A couple of weeks ago, I wrote a column (August 30, 1996) about aloneness and family which argued that God meant the words: “It is not good to be alone” not just psychologically, but also morally and in terms of human maturity. In essence, I suggested that when we are alone, free from the demands and challenges that come from family and community, it is easier to become selfish and give ourselves over to our addictions. I stated, among other things, that living alone can be morally dangerous.
There was a very strong reaction, most of it negative, to that piece. I have received a good number of letters, many of which pained me – not because they were critical of what I had written but because, from them, I realized how much my words have caused pain in some peoples’ lives. I realize now, unfortunately after the fact, that what I wrote in that article was open to considerable misunderstanding. So, by way of apology, let me try to clarify what I tried to say there … even if that is not what the words said to everyone:
First of all, the title itself (Selfishness and Solitude) already sent out the wrong signal, suggesting to some that solitude is perhaps a form of selfishness. The choice of title was not mine and it was never my intention to suggest that it is more selfish to be in solitude than in family, especially since, properly understood, solitude and family are not in opposition to each other, enemies, but two states which positively feed and enhance each other. To be in true solitude is to be in family.
Carlo Carretto, the great spiritual writer, once spent a prolonged period of time living by himself in the desert. When he returned to Italy to visit his mother, he realized that she was more contemplative than he was, even though because of her duties as a mother she rarely had any quiet or prayer time. The conclusion he drew was not that there was anything wrong with what he was doing in solitude, but rather that there was something very right about what his mother was doing in giving herself over to her family in such a way that she had no time left for the type of solitude which he was living. In essence, in that fated column, I was trying to say the same thing: There is nothing wrong with solitude – but there is something eminently right about giving yourself over to the demands, duties, and challenges that flow from family and commitment.
One woman wrote to me, pained and upset by what I had written, protesting that she had just spent her wedding anniversary alone – deserted by her husband and geographically separated from her children. Her protest: “How can it be wrong to be alone, especially when I didn’t even choose to be alone? How can you be so cruel as to suggest that it is?”
Her pain caused me pain and, to her and to others like her, I sincerely apologize: I am sorry that my words were heard in this sense. That was not their intent. In fact, their aim was exactly the opposite. They were meant to challenge those who do positively choose to live alone, namely, those who refuse to make or keep commitments because they want the freedom, privacy, and aloneness to do their own thing. My words were meant as a challenge to people, like her ex-husband, who abandon commitments to spouses, families, and relatives precisely to be “alone” for purposes that their families would not exactly judge as good.
There are different ways of being alone. The woman whose words I just quoted feels the emotional pain of being physically alone and she admits that it is not good. But it is not morally wrong to be alone in this way. In fact, lived out creatively, this kind of loneliness can give birth to compassion and an understanding that is not given to others.

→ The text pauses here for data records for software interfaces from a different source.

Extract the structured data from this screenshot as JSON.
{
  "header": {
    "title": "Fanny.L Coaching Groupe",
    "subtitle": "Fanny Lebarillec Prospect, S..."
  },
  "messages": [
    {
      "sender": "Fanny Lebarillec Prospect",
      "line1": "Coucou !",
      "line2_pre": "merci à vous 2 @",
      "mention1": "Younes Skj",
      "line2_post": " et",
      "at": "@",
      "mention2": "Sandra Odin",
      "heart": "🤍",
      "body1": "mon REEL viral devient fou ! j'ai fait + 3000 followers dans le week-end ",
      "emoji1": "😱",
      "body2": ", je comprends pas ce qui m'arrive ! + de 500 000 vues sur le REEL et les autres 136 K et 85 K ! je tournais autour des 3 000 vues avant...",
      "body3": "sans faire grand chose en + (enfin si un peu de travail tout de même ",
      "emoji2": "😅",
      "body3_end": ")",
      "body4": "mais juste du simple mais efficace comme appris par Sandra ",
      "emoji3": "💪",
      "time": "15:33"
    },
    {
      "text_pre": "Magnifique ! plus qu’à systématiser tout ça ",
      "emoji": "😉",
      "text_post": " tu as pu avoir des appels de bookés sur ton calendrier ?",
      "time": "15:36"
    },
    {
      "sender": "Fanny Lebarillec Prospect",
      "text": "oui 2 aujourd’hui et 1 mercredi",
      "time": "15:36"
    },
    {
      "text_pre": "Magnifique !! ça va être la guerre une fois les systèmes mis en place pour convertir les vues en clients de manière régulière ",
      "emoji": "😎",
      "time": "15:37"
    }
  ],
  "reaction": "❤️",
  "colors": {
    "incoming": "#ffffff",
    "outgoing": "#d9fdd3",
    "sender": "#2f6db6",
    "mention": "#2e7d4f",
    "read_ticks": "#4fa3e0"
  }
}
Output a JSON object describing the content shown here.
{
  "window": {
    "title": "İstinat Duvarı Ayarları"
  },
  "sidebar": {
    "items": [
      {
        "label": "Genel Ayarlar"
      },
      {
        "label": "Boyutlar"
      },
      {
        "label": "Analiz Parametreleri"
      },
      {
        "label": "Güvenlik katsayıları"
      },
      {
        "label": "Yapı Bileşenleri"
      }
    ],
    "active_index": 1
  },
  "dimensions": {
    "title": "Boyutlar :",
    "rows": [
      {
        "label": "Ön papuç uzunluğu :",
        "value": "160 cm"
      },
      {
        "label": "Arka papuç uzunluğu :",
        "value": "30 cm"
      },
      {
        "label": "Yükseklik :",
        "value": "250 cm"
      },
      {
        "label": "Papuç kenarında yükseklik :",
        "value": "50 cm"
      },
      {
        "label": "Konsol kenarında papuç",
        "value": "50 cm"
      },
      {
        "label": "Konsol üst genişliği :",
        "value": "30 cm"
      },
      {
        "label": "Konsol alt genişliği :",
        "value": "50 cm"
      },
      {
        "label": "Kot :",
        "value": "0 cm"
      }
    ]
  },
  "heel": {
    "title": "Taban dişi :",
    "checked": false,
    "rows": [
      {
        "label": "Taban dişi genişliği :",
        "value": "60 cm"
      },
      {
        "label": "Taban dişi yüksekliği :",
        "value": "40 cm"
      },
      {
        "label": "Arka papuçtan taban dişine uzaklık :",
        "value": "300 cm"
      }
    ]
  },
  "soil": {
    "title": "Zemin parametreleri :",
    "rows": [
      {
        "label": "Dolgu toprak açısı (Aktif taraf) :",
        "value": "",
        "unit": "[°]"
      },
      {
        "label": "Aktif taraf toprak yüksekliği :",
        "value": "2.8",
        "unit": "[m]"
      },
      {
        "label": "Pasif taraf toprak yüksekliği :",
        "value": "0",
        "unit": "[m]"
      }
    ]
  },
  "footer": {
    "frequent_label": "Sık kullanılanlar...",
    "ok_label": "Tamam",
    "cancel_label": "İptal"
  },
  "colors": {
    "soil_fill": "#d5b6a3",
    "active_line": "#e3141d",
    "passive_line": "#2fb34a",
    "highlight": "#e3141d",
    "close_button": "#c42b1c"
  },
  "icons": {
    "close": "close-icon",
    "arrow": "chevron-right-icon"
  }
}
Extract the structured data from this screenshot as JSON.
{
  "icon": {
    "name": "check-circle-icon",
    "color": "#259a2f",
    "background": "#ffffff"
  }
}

But that is not the kind of aloneness of which I was speaking. There is an aloneness which is dangerous and which inevitably spawns selfishness. To offer just a couple of examples: The person who abandons his or her spouse and family so as to be free from them and “alone” in order to pursue somebody or something else is living dangerously. His or her being alone is not a good thing, morally. The same is true for the addict, irrespective of the particular addiction. Invariably he or she is looking to be alone so as to have the freedom and the privacy to attend to the addiction. This, obviously, is not good.
In these cases, however, the person is positively choosing to be alone, looking to be alone, and resentful of any spouse, family member, or commitment that stands in his or her way. It is this person who needs, again, to be challenged by God’s words: “It is not good to be alone!”